(WORK ITEM):
Every entry must be reproduced word for word.
*** DATASET RECORDS Section Begins ***
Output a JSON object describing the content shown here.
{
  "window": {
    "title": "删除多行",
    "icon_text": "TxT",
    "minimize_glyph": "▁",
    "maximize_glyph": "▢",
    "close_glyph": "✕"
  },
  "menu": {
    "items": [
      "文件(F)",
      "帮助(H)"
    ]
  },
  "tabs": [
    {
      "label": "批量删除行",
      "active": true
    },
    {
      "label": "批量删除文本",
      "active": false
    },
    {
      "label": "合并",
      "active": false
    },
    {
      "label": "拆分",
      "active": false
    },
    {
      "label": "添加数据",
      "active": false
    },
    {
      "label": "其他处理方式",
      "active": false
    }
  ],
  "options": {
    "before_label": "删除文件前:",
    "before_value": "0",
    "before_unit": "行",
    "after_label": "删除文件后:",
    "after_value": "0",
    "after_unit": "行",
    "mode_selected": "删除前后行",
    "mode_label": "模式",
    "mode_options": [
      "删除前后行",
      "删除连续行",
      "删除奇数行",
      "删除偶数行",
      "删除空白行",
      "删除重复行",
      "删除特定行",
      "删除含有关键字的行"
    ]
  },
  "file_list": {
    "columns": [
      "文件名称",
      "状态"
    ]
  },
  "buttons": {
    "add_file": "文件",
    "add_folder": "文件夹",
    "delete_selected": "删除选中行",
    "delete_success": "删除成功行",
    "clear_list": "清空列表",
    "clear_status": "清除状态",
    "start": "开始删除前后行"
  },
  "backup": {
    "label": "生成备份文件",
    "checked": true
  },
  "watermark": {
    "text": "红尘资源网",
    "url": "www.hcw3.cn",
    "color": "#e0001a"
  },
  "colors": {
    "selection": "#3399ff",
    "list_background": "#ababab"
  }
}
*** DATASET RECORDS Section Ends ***
(TASK ANSWER):
Output a JSON object describing the content shown here.
{
  "window": {
    "title": "删除多行",
    "icon_text": "TxT",
    "minimize_glyph": "▁",
    "maximize_glyph": "▢",
    "close_glyph": "✕"
  },
  "menu": {
    "items": [
      "文件(F)",
      "帮助(H)"
    ]
  },
  "tabs": [
    {
      "label": "批量删除行",
      "active": true
    },
    {
      "label": "批量删除文本",
      "active": false
    },
    {
      "label": "合并",
      "active": false
    },
    {
      "label": "拆分",
      "active": false
    },
    {
      "label": "添加数据",
      "active": false
    },
    {
      "label": "其他处理方式",
      "active": false
    }
  ],
  "options": {
    "before_label": "删除文件前:",
    "before_value": "0",
    "before_unit": "行",
    "after_label": "删除文件后:",
    "after_value": "0",
    "after_unit": "行",
    "mode_selected": "删除前后行",
    "mode_label": "模式",
    "mode_options": [
      "删除前后行",
      "删除连续行",
      "删除奇数行",
      "删除偶数行",
      "删除空白行",
      "删除重复行",
      "删除特定行",
      "删除含有关键字的行"
    ]
  },
  "file_list": {
    "columns": [
      "文件名称",
      "状态"
    ]
  },
  "buttons": {
    "add_file": "文件",
    "add_folder": "文件夹",
    "delete_selected": "删除选中行",
    "delete_success": "删除成功行",
    "clear_list": "清空列表",
    "clear_status": "清除状态",
    "start": "开始删除前后行"
  },
  "backup": {
    "label": "生成备份文件",
    "checked": true
  },
  "watermark": {
    "text": "红尘资源网",
    "url": "www.hcw3.cn",
    "color": "#e0001a"
  },
  "colors": {
    "selection": "#3399ff",
    "list_background": "#ababab"
  }
}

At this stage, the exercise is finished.